18 September 2019
Don’t you just love being a lawyer? The law remains one of the most respected – even revered – professions and has played a part in the careers of many a prime minister and parliamentarian. It is a profession that is set up to serve and which represents those less fortunate, those unable to represent themselves and those in need of a voice. Lawyers are often the people to whom others turn first, in order to find a solution.
So, don’t you hate it when we are the butt of jokes that focus on our greed and selfishness? And don’t you hate that we are criticised for being slow to change and lacking in innovation skills? As members of such an esteemed profession we should prefer – indeed, expect – to lead from the front, to be the drivers for change and not the laggards bringing up the rear.
Commentators report that two-thirds of the companies that will make up the S&P stock market index in a decade’s time have yet to be created. We live in a time where Uber has changed the transport industry, Amazon has revolutionised the book and retail industries and Airbnb has radically changed how we holiday. And Google, well… Google has changed just about everything.
Why, then, is the legal profession so slow to change? Perhaps it is because we refuse to look beyond our immediate sphere to develop fresh ideas and explore new ways of running an old industry. Many lawyers spend 20 years or more as litigators, or tax or corporate lawyers, and are then suddenly asked to run the business as a managing partner. Why does anyone think that they can do this overnight? Leadership is an art. It can be learned but it takes education, experience and a completely different set of books to legal texts. How can managing partners provide innovation and new thinking when all they have known is a law firm and, often, just one law firm? Nice people though they may be, innovative business thinking amongst lawyers remains in short supply.
Change within industries is often brought about by burning platforms, where circumstances dictate that a business decision has to be made whether to ‘jump or fry’. This is what the retail industry currently faces: it has no choice but to change because of the growth of online shopping. Since the American Lawyer introduced the measure of profits per partner in the US, closely followed by the United Kingdom (a selfish and embarrassing measure in itself for a so-called caring industry), the only thing that a managing partner is interested in to guarantee his or her longevity is increasing the profits of the equity partners.

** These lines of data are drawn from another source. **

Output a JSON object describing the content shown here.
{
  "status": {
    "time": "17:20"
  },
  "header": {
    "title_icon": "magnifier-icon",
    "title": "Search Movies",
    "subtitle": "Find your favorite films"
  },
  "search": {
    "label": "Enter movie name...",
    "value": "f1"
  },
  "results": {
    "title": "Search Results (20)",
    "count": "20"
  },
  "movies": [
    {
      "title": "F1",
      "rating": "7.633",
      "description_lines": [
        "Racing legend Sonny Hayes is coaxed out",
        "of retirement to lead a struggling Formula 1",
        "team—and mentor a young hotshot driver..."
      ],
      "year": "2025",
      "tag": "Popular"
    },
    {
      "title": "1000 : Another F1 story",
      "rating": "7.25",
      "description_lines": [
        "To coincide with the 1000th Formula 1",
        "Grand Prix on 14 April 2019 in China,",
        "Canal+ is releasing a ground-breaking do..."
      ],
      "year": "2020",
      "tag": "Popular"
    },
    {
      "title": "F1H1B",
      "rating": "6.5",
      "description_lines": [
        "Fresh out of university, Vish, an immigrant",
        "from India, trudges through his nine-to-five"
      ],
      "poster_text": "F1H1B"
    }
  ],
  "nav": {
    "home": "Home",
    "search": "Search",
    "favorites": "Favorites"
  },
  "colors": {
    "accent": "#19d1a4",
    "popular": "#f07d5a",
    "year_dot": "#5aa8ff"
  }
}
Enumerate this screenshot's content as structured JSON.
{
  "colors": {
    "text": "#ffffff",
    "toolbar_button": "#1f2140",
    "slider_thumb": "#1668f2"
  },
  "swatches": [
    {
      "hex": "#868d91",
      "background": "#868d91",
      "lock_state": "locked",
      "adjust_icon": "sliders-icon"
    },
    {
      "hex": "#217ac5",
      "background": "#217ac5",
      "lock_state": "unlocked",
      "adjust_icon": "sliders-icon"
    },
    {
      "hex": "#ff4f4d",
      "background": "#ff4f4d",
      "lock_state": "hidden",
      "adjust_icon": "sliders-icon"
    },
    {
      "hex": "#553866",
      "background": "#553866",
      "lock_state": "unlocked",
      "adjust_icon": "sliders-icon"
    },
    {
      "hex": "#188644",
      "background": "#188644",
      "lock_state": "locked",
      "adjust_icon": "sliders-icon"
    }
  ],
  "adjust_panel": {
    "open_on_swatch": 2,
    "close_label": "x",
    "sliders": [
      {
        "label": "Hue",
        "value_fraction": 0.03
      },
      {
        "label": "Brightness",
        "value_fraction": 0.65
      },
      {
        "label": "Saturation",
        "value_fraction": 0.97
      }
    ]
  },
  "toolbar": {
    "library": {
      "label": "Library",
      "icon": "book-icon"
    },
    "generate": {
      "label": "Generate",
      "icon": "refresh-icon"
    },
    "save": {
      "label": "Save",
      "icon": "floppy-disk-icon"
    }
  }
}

Why didn’t Waterstones or Barnes and Noble launch Amazon? They didn’t see the need. They didn’t recognise the burning platform. And so our managing partners continue to focus on improving profits by squeezing more hours out of everyone, most of all out of our passionate, young and idealistic lawyers who are not prepared for the let-downs to come. What other industry has developed a term for this – ‘beasting’? No wonder we open ourselves up to ridicule.
But all is not lost. It never is. We just need brave and enlightened leaders who will look beyond themselves and their firms. How do fast-growing companies such as Amazon, Netflix or Airbnb maintain growth? How can new growth be generated in a mature industry? The answer is not to demand more hours from lawyers or increase the charge-out rate, or even to implement a lateral hire programme. For a time, these things may bring about single-digit growth but it is not sustainable. Achieving real growth requires real change and real innovation. Innovation is not aesthetic and it is not aimed at winning awards. It should be aimed at demonstrable, long-lasting change. There are only three ways of increasing revenue in a law firm. One is to obtain more transactions or work from existing clients, the second is to charge more for the work that you do, and the third is to attract more clients. Innovation and delivering greater value is at the heart of all three. And most importantly, it makes all three easier to achieve.
But, like everything, the quest for innovation is first of all won inside our heads. From the outset, understanding the need for innovation is crucial, but it is essential that this does not stop at managing partner level. Managing partners must also win the hearts and minds of key influencers. If the managing partner doesn’t bring these people along, implementing sustainable change is going to be an uphill battle.
Once that battle is won innovation becomes a process, whether that involves creating a kaizen culture – the aggregation of marginal gains – or the implementation of more fundamental changes. Put simply, innovation is about creating a culture that seeks out and welcomes new ideas and embraces change. More specifically, it’s about creating a culture that is not afraid to fail. Now, that’s another story…
Darryl Cooke is author of the new Good Practice Guide, To Innovate or Not to Innovate: A Blueprint for the Law Firm of the Future